Keywords : porous metal

Manufacture of Functional Open-cell Al Foams with Recycled Al Scraps using NaCl Ball Space Holder 

Seksak Asavavisithchai; Kantapong Nantakantrong; Karnkawin Jintagetkam

Advanced Materials Letters, 2020, Volume 11, Issue 2, Pages 37-40
DOI: 10.5185/amlett.2020.021475
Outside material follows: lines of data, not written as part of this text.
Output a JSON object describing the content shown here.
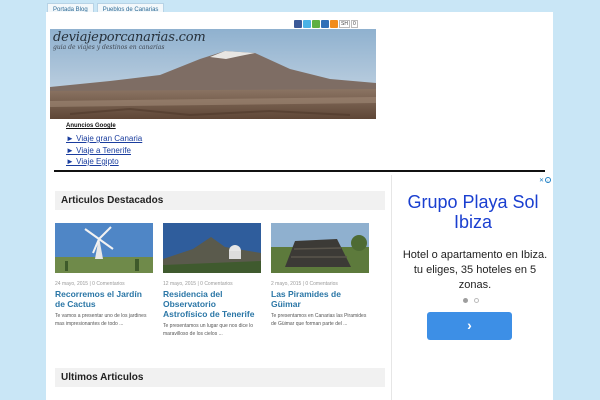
{
  "nav": {
    "tabs": [
      {
        "label": "Portada Blog"
      },
      {
        "label": "Pueblos de Canarias"
      }
    ]
  },
  "social": {
    "icons": [
      "facebook-icon",
      "twitter-icon",
      "googleplus-icon",
      "delicious-icon",
      "rss-icon"
    ],
    "share_label": "SH",
    "count": "0"
  },
  "header": {
    "site_title": "deviajeporcanarias.com",
    "tagline": "guia de viajes y destinos en canarias"
  },
  "google_ads": {
    "title": "Anuncios Google",
    "links": [
      "► Viaje gran Canaria",
      "► Viaje a Tenerife",
      "► Viaje Egipto"
    ]
  },
  "featured": {
    "heading": "Articulos Destacados",
    "articles": [
      {
        "meta": "24 mayo, 2015 | 0 Comentarios",
        "title": "Recorremos el Jardín de Cactus",
        "excerpt": "Te vamos a presentar uno de los jardines mas impresionantes de todo ..."
      },
      {
        "meta": "12 mayo, 2015 | 0 Comentarios",
        "title": "Residencia del Observatorio Astrofísico de Tenerife",
        "excerpt": "Te presentamos un lugar que nos dice lo maravilloso de los cielos ..."
      },
      {
        "meta": "2 mayo, 2015 | 0 Comentarios",
        "title": "Las Piramides de Güimar",
        "excerpt": "Te presentamos en Canarias las Piramides de Güimar que forman parte del ..."
      }
    ]
  },
  "latest": {
    "heading": "Ultimos Articulos"
  },
  "advert": {
    "headline": "Grupo Playa Sol Ibiza",
    "body": "Hotel o apartamento en Ibiza. tu eliges, 35 hoteles en 5 zonas.",
    "button_glyph": "›",
    "close_glyph": "✕",
    "info_glyph": "i",
    "dot_colors": [
      "#9e9e9e",
      "#ffffff"
    ],
    "button_color": "#3d8fe6",
    "headline_color": "#1a3fd0"
  },
  "colors": {
    "page_bg": "#c9e6f6",
    "link": "#2a76a6",
    "ad_link": "#1a3d9e"
  }
}
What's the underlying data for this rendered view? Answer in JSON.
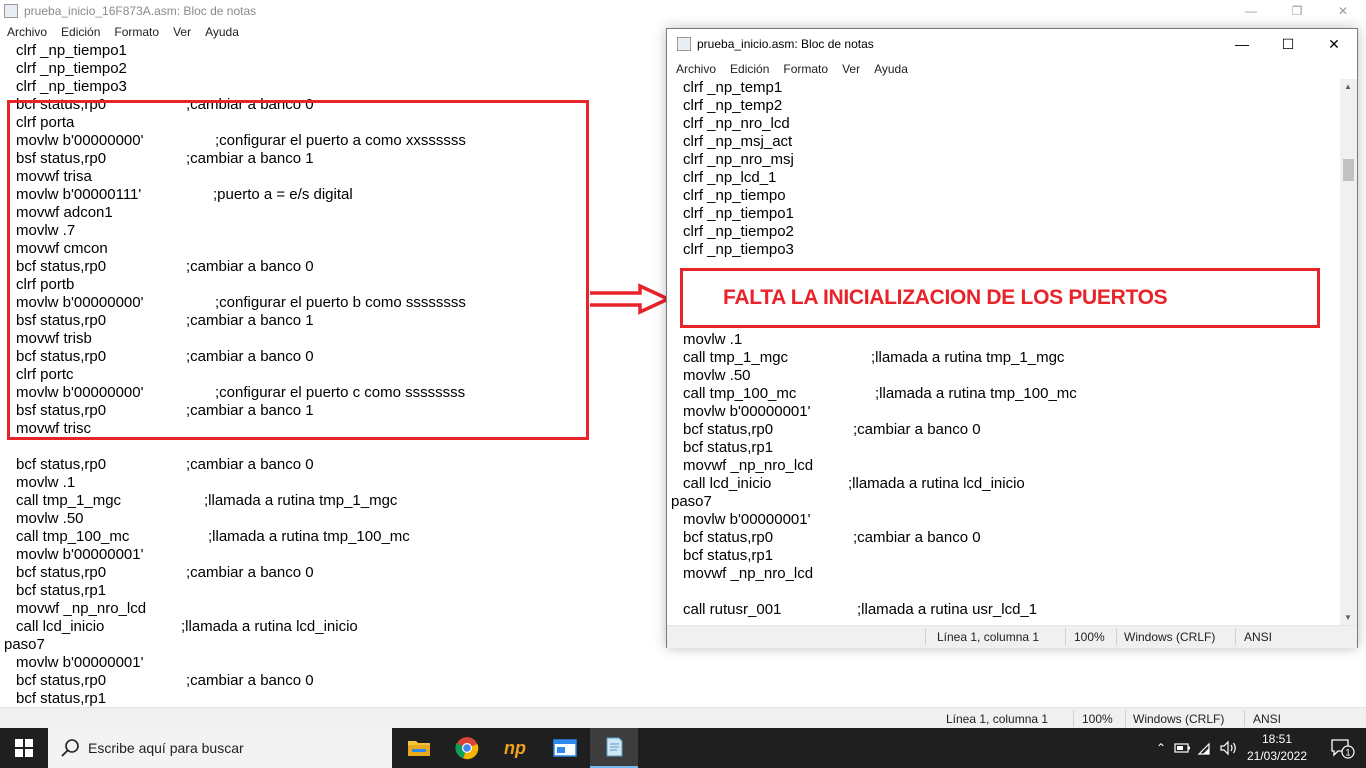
{
  "back_window": {
    "title": "prueba_inicio_16F873A.asm: Bloc de notas",
    "menu": [
      "Archivo",
      "Edición",
      "Formato",
      "Ver",
      "Ayuda"
    ],
    "lines": [
      {
        "code": "clrf _np_tiempo1",
        "comment": ""
      },
      {
        "code": "clrf _np_tiempo2",
        "comment": ""
      },
      {
        "code": "clrf _np_tiempo3",
        "comment": ""
      },
      {
        "code": "bcf status,rp0",
        "comment": ";cambiar a banco 0"
      },
      {
        "code": "clrf porta",
        "comment": ""
      },
      {
        "code": "movlw b'00000000'",
        "comment": ";configurar el puerto a como xxssssss"
      },
      {
        "code": "bsf status,rp0",
        "comment": ";cambiar a banco 1"
      },
      {
        "code": "movwf trisa",
        "comment": ""
      },
      {
        "code": "movlw b'00000111'",
        "comment": ";puerto a = e/s digital"
      },
      {
        "code": "movwf adcon1",
        "comment": ""
      },
      {
        "code": "movlw .7",
        "comment": ""
      },
      {
        "code": "movwf cmcon",
        "comment": ""
      },
      {
        "code": "bcf status,rp0",
        "comment": ";cambiar a banco 0"
      },
      {
        "code": "clrf portb",
        "comment": ""
      },
      {
        "code": "movlw b'00000000'",
        "comment": ";configurar el puerto b como ssssssss"
      },
      {
        "code": "bsf status,rp0",
        "comment": ";cambiar a banco 1"
      },
      {
        "code": "movwf trisb",
        "comment": ""
      },
      {
        "code": "bcf status,rp0",
        "comment": ";cambiar a banco 0"
      },
      {
        "code": "clrf portc",
        "comment": ""
      },
      {
        "code": "movlw b'00000000'",
        "comment": ";configurar el puerto c como ssssssss"
      },
      {
        "code": "bsf status,rp0",
        "comment": ";cambiar a banco 1"
      },
      {
        "code": "movwf trisc",
        "comment": ""
      },
      {
        "code": "",
        "comment": ""
      },
      {
        "code": "bcf status,rp0",
        "comment": ";cambiar a banco 0"
      },
      {
        "code": "movlw .1",
        "comment": ""
      },
      {
        "code": "call tmp_1_mgc",
        "comment": ";llamada a rutina tmp_1_mgc"
      },
      {
        "code": "movlw .50",
        "comment": ""
      },
      {
        "code": "call tmp_100_mc",
        "comment": ";llamada a rutina tmp_100_mc"
      },
      {
        "code": "movlw b'00000001'",
        "comment": ""
      },
      {
        "code": "bcf status,rp0",
        "comment": ";cambiar a banco 0"
      },
      {
        "code": "bcf status,rp1",
        "comment": ""
      },
      {
        "code": "movwf _np_nro_lcd",
        "comment": ""
      },
      {
        "code": "call lcd_inicio",
        "comment": ";llamada a rutina lcd_inicio"
      },
      {
        "code": "paso7",
        "comment": "",
        "label": true
      },
      {
        "code": "movlw b'00000001'",
        "comment": ""
      },
      {
        "code": "bcf status,rp0",
        "comment": ";cambiar a banco 0"
      },
      {
        "code": "bcf status,rp1",
        "comment": ""
      }
    ],
    "status": {
      "position": "Línea 1, columna 1",
      "zoom": "100%",
      "eol": "Windows (CRLF)",
      "encoding": "ANSI"
    }
  },
  "front_window": {
    "title": "prueba_inicio.asm: Bloc de notas",
    "menu": [
      "Archivo",
      "Edición",
      "Formato",
      "Ver",
      "Ayuda"
    ],
    "lines_top": [
      {
        "code": "clrf _np_temp1"
      },
      {
        "code": "clrf _np_temp2"
      },
      {
        "code": "clrf _np_nro_lcd"
      },
      {
        "code": "clrf _np_msj_act"
      },
      {
        "code": "clrf _np_nro_msj"
      },
      {
        "code": "clrf _np_lcd_1"
      },
      {
        "code": "clrf _np_tiempo"
      },
      {
        "code": "clrf _np_tiempo1"
      },
      {
        "code": "clrf _np_tiempo2"
      },
      {
        "code": "clrf _np_tiempo3"
      }
    ],
    "annotation": "FALTA LA INICIALIZACION DE LOS PUERTOS",
    "lines_bottom": [
      {
        "code": "movlw .1",
        "comment": ""
      },
      {
        "code": "call tmp_1_mgc",
        "comment": ";llamada a rutina tmp_1_mgc"
      },
      {
        "code": "movlw .50",
        "comment": ""
      },
      {
        "code": "call tmp_100_mc",
        "comment": ";llamada a rutina tmp_100_mc"
      },
      {
        "code": "movlw b'00000001'",
        "comment": ""
      },
      {
        "code": "bcf status,rp0",
        "comment": ";cambiar a banco 0"
      },
      {
        "code": "bcf status,rp1",
        "comment": ""
      },
      {
        "code": "movwf _np_nro_lcd",
        "comment": ""
      },
      {
        "code": "call lcd_inicio",
        "comment": ";llamada a rutina lcd_inicio"
      },
      {
        "code": "paso7",
        "comment": "",
        "label": true
      },
      {
        "code": "movlw b'00000001'",
        "comment": ""
      },
      {
        "code": "bcf status,rp0",
        "comment": ";cambiar a banco 0"
      },
      {
        "code": "bcf status,rp1",
        "comment": ""
      },
      {
        "code": "movwf _np_nro_lcd",
        "comment": ""
      },
      {
        "code": "",
        "comment": ""
      },
      {
        "code": "call rutusr_001",
        "comment": ";llamada a rutina usr_lcd_1"
      }
    ],
    "status": {
      "position": "Línea 1, columna 1",
      "zoom": "100%",
      "eol": "Windows (CRLF)",
      "encoding": "ANSI"
    }
  },
  "taskbar": {
    "search_placeholder": "Escribe aquí para buscar",
    "np_label": "np",
    "time": "18:51",
    "date": "21/03/2022",
    "notification_count": "1"
  }
}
Interconnected open-cell Al foams, with various fractions of recycled Al alloy scrap, have been produced using a sintering and dissolution process (SDP). The foams are suitable for various functional applications, such as heat exchangers, bone-replacement implants, interconnects, catalyst supports, and sound insulators. Firstly, the NaCl paste was pelletised, by hand, to make spherical balls of approximately 5 mm diameter. The Al alloy scrap was obtained from turning operation in lathe machine.  Porous structure was obtained after dissolution of the NaCl balls. The microstructure of Al foams was examined using SEM and EDX.  The results show that pores were uniformly distributed along Al matrix and interconnected with surrounding pores. The compressive strength of the foams with small scrap content of 20 wt.% is increased. However, when scrap content is higher, the strength is decreased, as a result of incomplete thermal bonding between Al powder and scrap particle, and excessive oxide content in foam microstructure.
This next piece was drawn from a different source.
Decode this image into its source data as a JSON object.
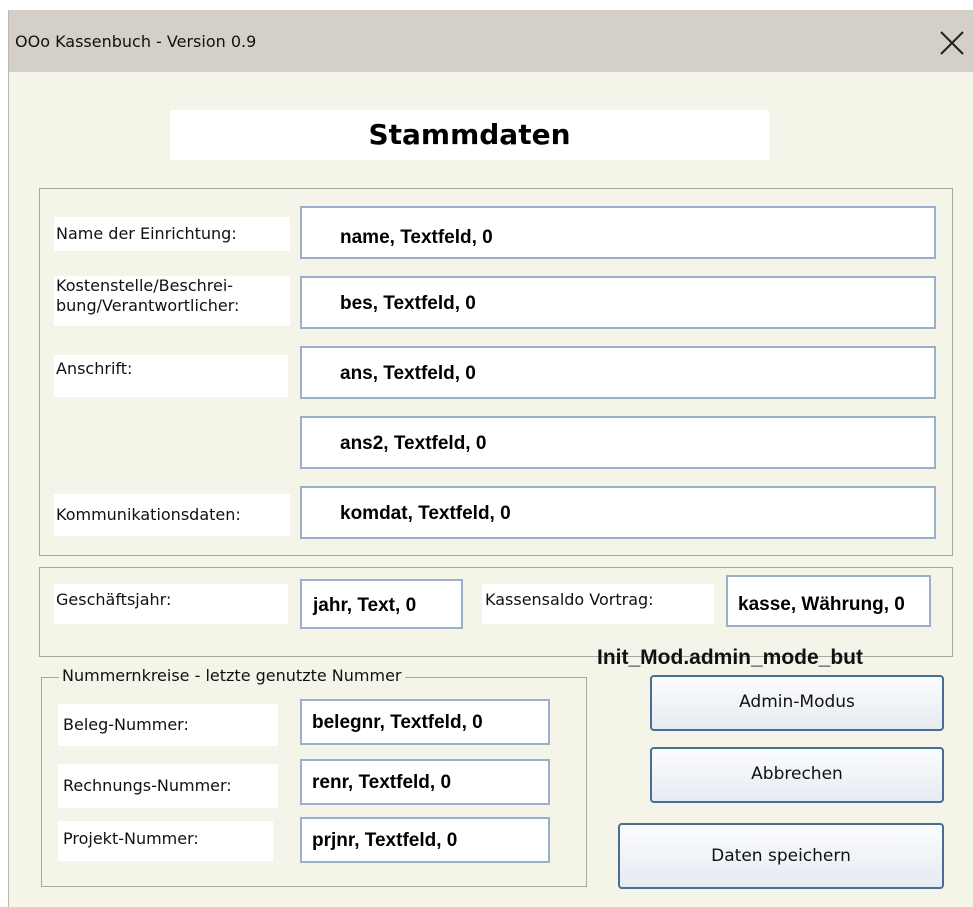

Single- and multi-layered porous titanium via metal injection moulding

Mohammed Menhal Shbeh; Russell Goodall

Advanced Materials Letters, 2017, Volume 8, Issue 4, Pages 500-505
DOI: 10.5185/amlett.2017.7052

Titanium foams are advanced materials with macroporous structure that have a great potential in a variety of areas such as biomedical and functional applications. They are characterized by their reduced density and stiffness, with high permeability and excellent biocompatibility. One production technique for Ti foams with promising results is Metal Injection Moulding (MIM). So far most of the porous titanium produced by this technique has a very basic design with low percentage of porosity, thus limiting its potential in the biomedical industry, among others. In this study, the use of MIM in combination with a space holder to produce single and multi-layered porous Ti with high volume percentage of porosity will be explored. The results show that it is possible to produce Ti foam with a total volume percentage of porosity of 61 % through MIM technology. In addition, it is also feasible to combine different porous layers resulting in multi-layered porous titanium parts with gradient porosity that could have a huge potential in a wide range of applications, especially for biomedical implants, where these pores can promote bone ingrowth as well as reduce stiffness to match that of the natural bone, thus alleviating the stress shielding problem.